 First, a note on the science of climate change. About one-third of any carbon dioxide emitted today will remain in the atmosphere for thousands of years. As a result, cutting emissions to zero will halt a future rise in temperatures but will not reverse warming from past emissions. According to the IPCC, holding global warming to 1.5 degrees Celsius would require global emissions reductions of about 50 percent by 2030 and net zero emissions around 2050.

In the words of the IPCC itself, “The rates of system changes associated with limiting global warming to 1.5 degrees Celsius with no or limited overshoot have occurred in the past within specific sectors, technologies and spatial contexts, but there is no documented historic precedent for their scale.”

Faced with this monumental challenge, the Biden climate plan, announced last July, offers modest incremental proposals, claiming that it will “Ensure the U.S. achieves a 100% clean energy economy and reaches net-zero emissions no later than 2050.” There is no concrete discussion of the trajectory to 2050 (by which time Biden will be long gone), meaning that even if his stated goals were to be achieved during his time in office, it is entirely possible that the US would far exceed its remaining carbon budget in the meantime. The necessity of slashing greenhouse gas emissions has been well understood by scientists since the 1970s. Emissions continued to rise for decades and continued to do so through the Obama-Biden administration despite Obama’s grandiose campaign claim that 2008 “was the moment when the rise of the oceans began to slow and our planet began to heal.”

Biden’s early executive actions on climate change illustrate the modest and incremental character of his climate agenda. Biden has blocked the Keystone XL pipeline, which would transport largely unprofitable and carbon intensive heavy oil from Canada to the US Gulf Coast. He has also ended the distribution of new oil and gas leases on federal lands, which will not have an effect on drilling for years because companies have stockpiled leases.

Biden proposes to fulfill his current promise through executive orders and by demanding that Congress establish a mechanism to reduce emissions, invest in research and innovation, and encourage “rapid deployment of clean energy innovations.”

Before discussing the proposal in detail, it is important to emphasize that the obstacles to solving the climate crisis are not technological and scientific, but social and political. It is within humanity’s capabilities to limit climate change to manageable levels while maintaining a high standard of living for all, relying largely on technologies that exist today. But to do this successfully requires drastic inroads into the foundations of world capitalism: private ownership of the means of production, production for profit, and the division of the world into rival capitalist nation-states.

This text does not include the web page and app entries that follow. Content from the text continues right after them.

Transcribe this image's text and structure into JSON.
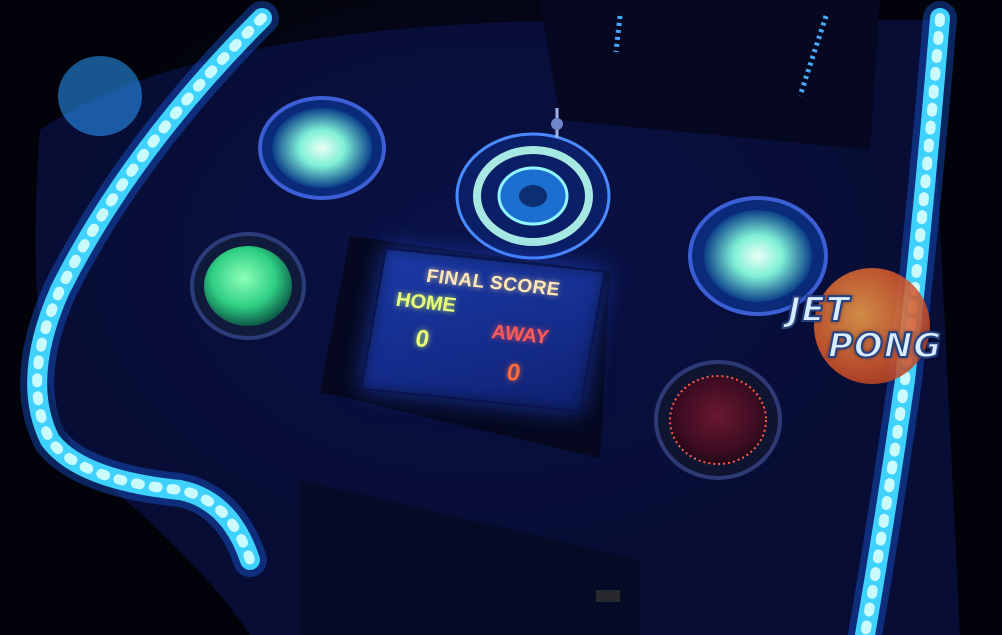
{
  "scoreboard": {
    "title": "FINAL SCORE",
    "home_label": "HOME",
    "away_label": "AWAY",
    "home_score": "0",
    "away_score": "0"
  },
  "logo": {
    "word_1": "JET",
    "word_2": "PONG"
  },
  "colors": {
    "led_strip": "#3fd2ff",
    "cabinet": "#070c2e",
    "home_text": "#e8ff7a",
    "away_text": "#ff5a5a"
  }
}
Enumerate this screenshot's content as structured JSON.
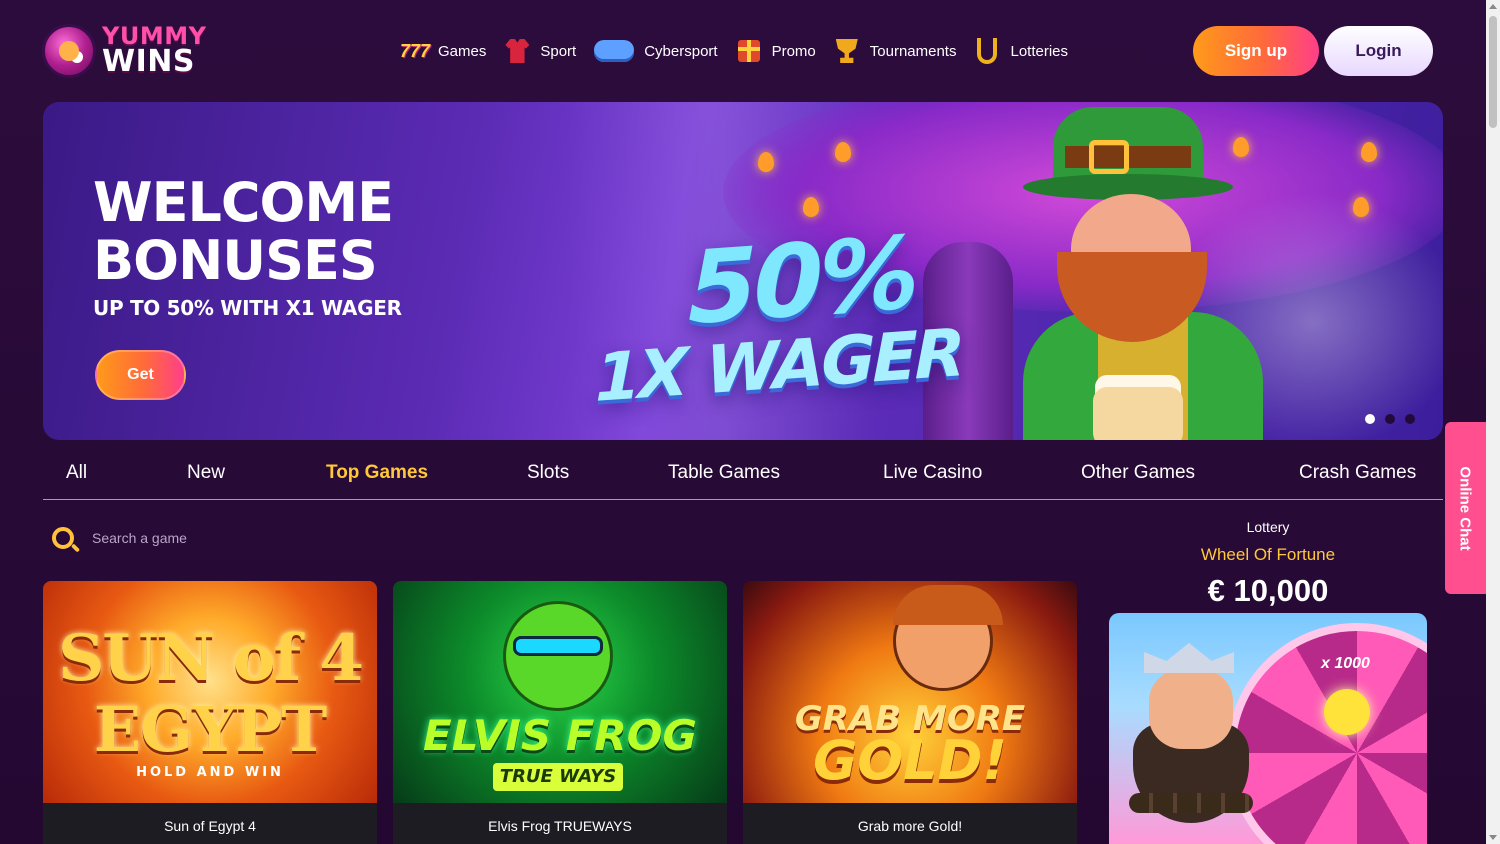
{
  "brand": {
    "line1": "YUMMY",
    "line2": "WINS"
  },
  "nav": [
    {
      "label": "Games",
      "icon": "slot-777-icon"
    },
    {
      "label": "Sport",
      "icon": "jersey-icon"
    },
    {
      "label": "Cybersport",
      "icon": "gamepad-icon"
    },
    {
      "label": "Promo",
      "icon": "gift-icon"
    },
    {
      "label": "Tournaments",
      "icon": "trophy-icon"
    },
    {
      "label": "Lotteries",
      "icon": "horseshoe-icon"
    }
  ],
  "auth": {
    "signup": "Sign up",
    "login": "Login"
  },
  "banner": {
    "title_line1": "WELCOME",
    "title_line2": "BONUSES",
    "subtitle": "UP TO 50% WITH X1 WAGER",
    "cta": "Get",
    "promo_big": "50%",
    "promo_sub": "1X WAGER",
    "slides": 3,
    "active_slide": 1
  },
  "tabs": [
    {
      "label": "All"
    },
    {
      "label": "New"
    },
    {
      "label": "Top Games",
      "active": true
    },
    {
      "label": "Slots"
    },
    {
      "label": "Table Games"
    },
    {
      "label": "Live Casino"
    },
    {
      "label": "Other Games"
    },
    {
      "label": "Crash Games"
    }
  ],
  "search": {
    "placeholder": "Search a game"
  },
  "games": [
    {
      "name": "Sun of Egypt 4",
      "art_line1": "SUN of 4",
      "art_line2": "EGYPT",
      "art_line3": "HOLD AND WIN"
    },
    {
      "name": "Elvis Frog TRUEWAYS",
      "art_line1": "ELVIS FROG",
      "art_line2": "TRUE WAYS"
    },
    {
      "name": "Grab more Gold!",
      "art_line1": "GRAB MORE",
      "art_line2": "GOLD!"
    }
  ],
  "lottery": {
    "label": "Lottery",
    "name": "Wheel Of Fortune",
    "prize": "€ 10,000",
    "multiplier": "x 1000"
  },
  "chat": {
    "label": "Online Chat"
  },
  "colors": {
    "accent": "#ffc83a",
    "cta_gradient_start": "#ff9a1a",
    "cta_gradient_end": "#ff3f8a",
    "chat": "#ff4f8f",
    "background": "#2a0a3a"
  }
}
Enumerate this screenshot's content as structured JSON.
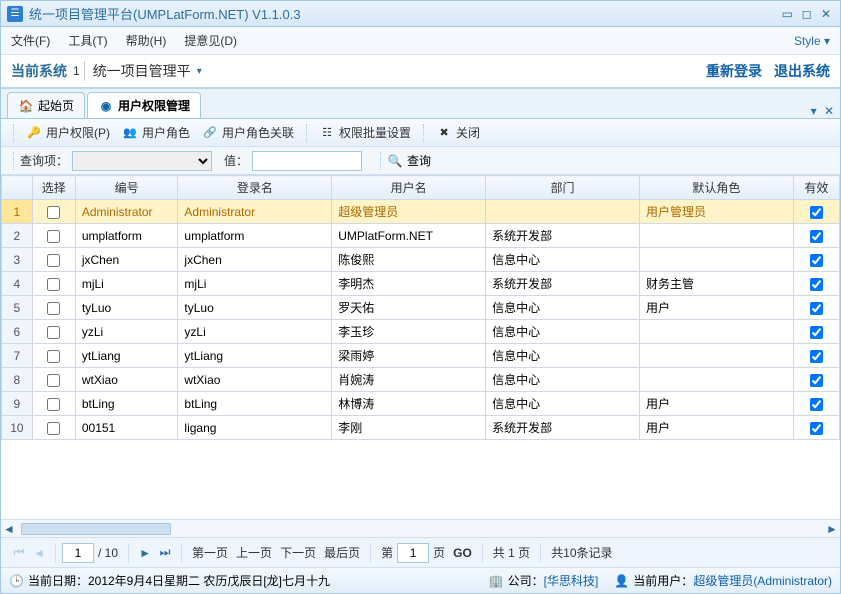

The Biden climate plan, like all such plans put forward by major capitalist governments, is a fraud and a political trap.

The following sites updated: